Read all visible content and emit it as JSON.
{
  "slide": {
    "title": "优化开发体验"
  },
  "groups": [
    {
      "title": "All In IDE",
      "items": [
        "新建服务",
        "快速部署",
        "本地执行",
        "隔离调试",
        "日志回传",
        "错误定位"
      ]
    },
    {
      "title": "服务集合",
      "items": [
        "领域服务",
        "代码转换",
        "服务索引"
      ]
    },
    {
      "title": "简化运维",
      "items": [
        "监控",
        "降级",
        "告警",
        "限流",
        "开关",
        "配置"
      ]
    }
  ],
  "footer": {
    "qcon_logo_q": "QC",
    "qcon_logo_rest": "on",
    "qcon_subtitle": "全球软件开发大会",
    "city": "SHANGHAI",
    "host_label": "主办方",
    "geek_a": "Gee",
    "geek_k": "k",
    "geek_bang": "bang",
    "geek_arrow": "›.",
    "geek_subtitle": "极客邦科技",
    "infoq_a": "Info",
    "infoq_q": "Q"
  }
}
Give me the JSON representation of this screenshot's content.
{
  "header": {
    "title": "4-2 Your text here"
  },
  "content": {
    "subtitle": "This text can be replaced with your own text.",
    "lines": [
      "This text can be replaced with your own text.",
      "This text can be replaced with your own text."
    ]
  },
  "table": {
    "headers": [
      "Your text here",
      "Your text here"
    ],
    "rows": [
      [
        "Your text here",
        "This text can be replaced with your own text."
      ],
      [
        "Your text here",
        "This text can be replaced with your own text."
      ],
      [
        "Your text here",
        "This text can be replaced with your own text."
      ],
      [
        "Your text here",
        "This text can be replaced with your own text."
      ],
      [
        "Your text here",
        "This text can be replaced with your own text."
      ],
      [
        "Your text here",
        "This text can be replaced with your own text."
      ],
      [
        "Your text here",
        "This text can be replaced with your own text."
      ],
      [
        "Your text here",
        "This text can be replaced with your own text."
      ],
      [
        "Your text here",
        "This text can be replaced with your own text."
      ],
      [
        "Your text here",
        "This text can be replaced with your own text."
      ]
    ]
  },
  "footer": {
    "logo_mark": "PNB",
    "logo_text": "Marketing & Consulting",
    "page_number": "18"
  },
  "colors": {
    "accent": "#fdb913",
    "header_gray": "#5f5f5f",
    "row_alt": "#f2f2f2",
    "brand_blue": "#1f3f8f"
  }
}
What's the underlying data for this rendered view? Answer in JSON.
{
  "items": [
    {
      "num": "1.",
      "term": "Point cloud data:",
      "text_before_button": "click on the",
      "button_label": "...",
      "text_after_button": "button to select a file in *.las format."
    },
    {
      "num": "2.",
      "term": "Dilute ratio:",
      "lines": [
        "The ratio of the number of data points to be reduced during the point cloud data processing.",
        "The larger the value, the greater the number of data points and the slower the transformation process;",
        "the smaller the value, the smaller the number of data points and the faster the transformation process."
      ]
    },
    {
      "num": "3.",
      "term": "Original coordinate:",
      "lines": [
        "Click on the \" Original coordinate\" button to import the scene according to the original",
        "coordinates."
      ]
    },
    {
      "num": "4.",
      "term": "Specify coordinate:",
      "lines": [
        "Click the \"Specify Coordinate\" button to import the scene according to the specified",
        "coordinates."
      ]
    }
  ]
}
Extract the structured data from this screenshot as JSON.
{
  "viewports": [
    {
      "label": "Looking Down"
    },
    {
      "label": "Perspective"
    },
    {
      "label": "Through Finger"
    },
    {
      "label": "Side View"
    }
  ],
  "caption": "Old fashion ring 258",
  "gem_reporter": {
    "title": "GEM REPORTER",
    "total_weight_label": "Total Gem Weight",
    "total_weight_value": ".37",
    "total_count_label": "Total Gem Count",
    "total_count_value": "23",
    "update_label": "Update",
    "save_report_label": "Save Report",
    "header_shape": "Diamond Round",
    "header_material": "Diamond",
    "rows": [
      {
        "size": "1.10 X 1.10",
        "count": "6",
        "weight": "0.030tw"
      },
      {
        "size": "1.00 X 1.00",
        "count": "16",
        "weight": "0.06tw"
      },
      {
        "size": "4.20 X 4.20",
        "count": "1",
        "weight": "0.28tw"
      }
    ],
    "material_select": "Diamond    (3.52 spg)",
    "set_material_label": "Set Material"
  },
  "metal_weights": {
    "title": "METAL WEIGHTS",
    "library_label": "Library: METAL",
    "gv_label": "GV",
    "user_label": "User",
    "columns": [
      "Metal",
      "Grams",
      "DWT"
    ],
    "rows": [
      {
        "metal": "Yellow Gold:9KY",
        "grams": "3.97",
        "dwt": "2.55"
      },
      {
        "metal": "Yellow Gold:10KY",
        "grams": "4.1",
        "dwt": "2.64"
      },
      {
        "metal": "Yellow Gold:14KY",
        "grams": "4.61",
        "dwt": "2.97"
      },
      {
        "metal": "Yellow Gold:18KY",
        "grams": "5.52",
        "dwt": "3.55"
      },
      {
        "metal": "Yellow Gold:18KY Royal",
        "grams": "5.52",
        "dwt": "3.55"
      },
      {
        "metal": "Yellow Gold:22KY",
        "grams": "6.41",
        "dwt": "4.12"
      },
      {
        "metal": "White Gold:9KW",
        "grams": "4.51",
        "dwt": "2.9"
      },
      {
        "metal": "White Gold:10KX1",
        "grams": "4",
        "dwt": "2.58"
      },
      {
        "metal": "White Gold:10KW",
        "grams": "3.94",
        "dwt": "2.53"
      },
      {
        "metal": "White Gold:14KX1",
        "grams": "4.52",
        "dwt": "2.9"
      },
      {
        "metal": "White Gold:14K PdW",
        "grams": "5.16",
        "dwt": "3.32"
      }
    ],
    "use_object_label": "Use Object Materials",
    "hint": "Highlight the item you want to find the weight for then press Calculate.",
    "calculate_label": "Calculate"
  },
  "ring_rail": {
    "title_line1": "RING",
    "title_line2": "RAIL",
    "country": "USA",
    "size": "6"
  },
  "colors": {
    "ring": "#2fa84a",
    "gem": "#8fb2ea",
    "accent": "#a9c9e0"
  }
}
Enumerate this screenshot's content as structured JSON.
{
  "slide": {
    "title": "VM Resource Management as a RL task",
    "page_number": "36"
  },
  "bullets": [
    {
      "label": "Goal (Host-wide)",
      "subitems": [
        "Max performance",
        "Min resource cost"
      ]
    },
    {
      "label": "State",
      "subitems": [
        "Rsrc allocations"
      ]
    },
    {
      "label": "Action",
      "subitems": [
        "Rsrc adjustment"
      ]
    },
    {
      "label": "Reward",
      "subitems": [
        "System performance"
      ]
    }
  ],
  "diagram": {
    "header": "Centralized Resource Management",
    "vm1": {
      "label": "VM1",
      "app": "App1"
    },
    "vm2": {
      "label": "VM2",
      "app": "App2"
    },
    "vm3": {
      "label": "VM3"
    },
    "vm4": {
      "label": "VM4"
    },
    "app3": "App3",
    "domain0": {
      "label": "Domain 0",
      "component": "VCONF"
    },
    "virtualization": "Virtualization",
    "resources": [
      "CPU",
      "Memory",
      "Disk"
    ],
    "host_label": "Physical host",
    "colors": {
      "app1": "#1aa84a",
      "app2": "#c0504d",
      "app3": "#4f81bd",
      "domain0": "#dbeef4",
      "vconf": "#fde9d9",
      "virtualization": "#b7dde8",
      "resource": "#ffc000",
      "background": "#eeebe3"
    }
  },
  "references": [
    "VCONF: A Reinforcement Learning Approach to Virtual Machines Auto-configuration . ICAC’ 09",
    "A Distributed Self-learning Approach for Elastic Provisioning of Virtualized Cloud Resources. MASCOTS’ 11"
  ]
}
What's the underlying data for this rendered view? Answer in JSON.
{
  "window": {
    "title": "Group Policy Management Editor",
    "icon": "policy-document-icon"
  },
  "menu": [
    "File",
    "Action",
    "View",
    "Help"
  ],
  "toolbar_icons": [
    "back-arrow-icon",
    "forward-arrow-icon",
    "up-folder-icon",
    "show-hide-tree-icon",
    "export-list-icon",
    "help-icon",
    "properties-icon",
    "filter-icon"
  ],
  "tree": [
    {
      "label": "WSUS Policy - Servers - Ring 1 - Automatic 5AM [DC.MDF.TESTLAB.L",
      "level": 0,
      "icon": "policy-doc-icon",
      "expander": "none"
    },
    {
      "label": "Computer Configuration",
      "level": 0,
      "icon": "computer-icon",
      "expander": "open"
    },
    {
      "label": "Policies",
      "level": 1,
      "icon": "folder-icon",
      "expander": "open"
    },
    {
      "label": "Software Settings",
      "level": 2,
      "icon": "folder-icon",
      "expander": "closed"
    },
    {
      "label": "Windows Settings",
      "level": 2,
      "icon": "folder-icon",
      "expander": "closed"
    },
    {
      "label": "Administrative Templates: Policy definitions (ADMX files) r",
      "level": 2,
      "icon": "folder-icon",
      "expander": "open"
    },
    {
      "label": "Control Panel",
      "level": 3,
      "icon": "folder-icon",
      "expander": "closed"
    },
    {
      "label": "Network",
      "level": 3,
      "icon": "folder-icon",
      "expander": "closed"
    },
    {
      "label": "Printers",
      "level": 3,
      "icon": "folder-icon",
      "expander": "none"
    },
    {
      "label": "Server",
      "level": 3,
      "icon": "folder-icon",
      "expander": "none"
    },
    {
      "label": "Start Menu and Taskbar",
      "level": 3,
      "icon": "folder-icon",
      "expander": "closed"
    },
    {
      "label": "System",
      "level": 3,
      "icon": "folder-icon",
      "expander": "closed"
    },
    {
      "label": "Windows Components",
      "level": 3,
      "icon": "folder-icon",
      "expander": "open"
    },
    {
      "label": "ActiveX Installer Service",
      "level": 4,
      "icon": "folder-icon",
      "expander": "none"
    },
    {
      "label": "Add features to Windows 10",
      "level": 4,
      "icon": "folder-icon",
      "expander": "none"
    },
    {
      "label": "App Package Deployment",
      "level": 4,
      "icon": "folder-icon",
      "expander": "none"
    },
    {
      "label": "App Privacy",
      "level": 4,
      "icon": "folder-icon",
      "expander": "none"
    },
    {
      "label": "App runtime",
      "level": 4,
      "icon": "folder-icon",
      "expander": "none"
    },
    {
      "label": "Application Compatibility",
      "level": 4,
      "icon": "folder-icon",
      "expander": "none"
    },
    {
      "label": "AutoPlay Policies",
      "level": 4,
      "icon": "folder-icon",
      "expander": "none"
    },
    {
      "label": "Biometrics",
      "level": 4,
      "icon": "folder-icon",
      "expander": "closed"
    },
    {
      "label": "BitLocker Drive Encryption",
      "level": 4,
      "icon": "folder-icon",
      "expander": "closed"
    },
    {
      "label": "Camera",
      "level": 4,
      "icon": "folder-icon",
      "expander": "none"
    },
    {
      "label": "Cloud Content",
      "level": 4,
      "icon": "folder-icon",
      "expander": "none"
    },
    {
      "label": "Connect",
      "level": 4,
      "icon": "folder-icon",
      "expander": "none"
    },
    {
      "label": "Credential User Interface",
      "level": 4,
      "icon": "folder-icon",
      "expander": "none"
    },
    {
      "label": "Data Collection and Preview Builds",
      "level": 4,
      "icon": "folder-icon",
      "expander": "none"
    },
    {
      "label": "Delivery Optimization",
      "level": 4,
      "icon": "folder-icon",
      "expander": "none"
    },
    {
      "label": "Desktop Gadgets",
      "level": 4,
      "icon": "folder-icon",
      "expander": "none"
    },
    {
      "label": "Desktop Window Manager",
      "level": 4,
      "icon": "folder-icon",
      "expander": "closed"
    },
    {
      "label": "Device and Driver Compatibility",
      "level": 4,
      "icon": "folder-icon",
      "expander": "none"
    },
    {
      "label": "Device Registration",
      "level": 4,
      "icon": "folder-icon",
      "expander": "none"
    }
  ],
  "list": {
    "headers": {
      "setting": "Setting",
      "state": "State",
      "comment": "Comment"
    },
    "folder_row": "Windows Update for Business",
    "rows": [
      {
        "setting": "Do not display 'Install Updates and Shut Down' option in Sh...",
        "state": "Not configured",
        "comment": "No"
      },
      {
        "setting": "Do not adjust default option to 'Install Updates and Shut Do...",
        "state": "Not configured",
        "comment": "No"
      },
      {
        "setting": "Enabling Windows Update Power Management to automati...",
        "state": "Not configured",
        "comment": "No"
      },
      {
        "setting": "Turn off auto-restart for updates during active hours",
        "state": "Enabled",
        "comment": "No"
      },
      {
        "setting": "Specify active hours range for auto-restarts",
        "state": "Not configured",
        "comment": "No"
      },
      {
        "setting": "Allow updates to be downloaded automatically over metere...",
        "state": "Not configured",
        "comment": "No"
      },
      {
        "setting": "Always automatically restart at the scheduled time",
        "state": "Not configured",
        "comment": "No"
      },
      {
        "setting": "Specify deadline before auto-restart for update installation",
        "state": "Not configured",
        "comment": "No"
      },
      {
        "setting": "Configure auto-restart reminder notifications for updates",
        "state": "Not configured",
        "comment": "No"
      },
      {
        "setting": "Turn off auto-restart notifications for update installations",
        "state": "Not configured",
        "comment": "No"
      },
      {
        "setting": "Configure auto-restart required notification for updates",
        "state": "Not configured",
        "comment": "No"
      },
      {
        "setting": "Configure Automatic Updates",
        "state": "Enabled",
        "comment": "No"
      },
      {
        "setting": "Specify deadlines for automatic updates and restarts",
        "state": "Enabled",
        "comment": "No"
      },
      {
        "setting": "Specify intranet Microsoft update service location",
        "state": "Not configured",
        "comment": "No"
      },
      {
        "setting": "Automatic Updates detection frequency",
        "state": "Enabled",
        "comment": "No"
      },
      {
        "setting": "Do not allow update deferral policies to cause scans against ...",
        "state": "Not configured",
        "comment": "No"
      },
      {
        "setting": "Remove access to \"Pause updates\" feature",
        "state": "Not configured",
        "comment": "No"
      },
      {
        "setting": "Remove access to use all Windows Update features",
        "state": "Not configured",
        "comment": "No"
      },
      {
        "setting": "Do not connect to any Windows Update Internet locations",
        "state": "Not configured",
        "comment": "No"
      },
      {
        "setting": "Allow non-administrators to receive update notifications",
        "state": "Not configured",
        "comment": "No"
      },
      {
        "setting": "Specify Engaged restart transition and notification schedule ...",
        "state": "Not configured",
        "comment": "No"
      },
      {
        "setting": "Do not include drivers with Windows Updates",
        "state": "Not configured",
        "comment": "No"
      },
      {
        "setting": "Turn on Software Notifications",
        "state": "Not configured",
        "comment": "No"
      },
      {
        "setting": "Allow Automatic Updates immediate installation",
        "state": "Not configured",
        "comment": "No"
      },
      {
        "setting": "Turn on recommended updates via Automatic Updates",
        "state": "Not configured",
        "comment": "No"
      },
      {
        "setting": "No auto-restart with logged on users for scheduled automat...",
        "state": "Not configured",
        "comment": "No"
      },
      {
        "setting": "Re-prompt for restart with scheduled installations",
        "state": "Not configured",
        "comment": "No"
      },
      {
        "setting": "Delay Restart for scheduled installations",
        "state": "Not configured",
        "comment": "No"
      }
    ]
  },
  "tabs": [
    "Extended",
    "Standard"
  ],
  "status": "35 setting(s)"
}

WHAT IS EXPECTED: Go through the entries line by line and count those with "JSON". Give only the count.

EXPECTED OUTPUT: 6